The full form of fax is “telefax” or “telefacsimile.”
From “facsimile” to “telefacsimile”
“facsimile” has traditionally meant “an exact copy or replica” – the term has been used in the english language since the 16th century.
The prefix “tele” translates to “over a distance.”
Inventions from the late 1800s and early 1900s frequently used the prefix “tele” to denote their operation.
Examples still around today are “television” (vision over a distance) and “telephone” (sound over a distance).
There were also inventions similar to fax called “teleautographs” (signatures) and “telephotographs” (photographs) that sent messages over telegram wires.
The “telefacsimile” was a logical word for the function that a fax machine does.
From “telefacsimile” to “telefax”
The word “telefax” appears to have entered language very soon after “telefacsimile.”
It is likely a shortened version of “facsimile” as the “c” in “facsimile” is pronounced like a “k.”
From “telefax” to “fax”
The first use of the term “fax” is difficult to find as so many publishers have listed their fax number in every book they publish. Even for older books, many have been republished, making searching for the term “fax” difficult.
“Fax” was likely a logical next step from “telefax” the same what that the word “phone” evolved from “telephone.”
Facsimile evolves as a word
Since the introduction of fax machines, the definition of “facsimile” has evolved to include both its traditional definition (of an exact copy of a document) to also include a secondary meaning that is exactly the same as fax.
Many acronyms have been mentioned for the meaning of “fax.” Most of them involve Xerox, however most Xerox faxing equipment wasn’t in use until much later.
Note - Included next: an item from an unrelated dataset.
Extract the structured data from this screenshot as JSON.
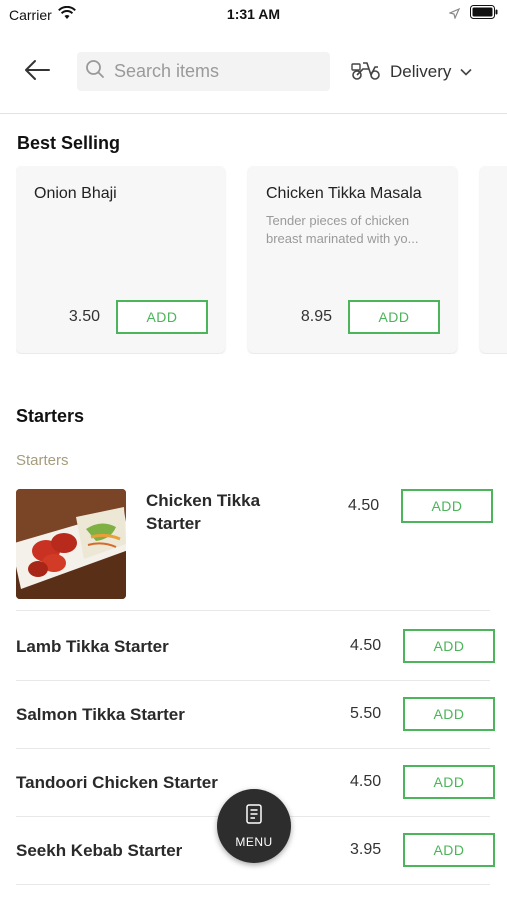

Acronyms such as “far away Xerox” or “facimile automated Xerox” are likely Backronyms, or acronyms applied to an existing word after it had already entered the language.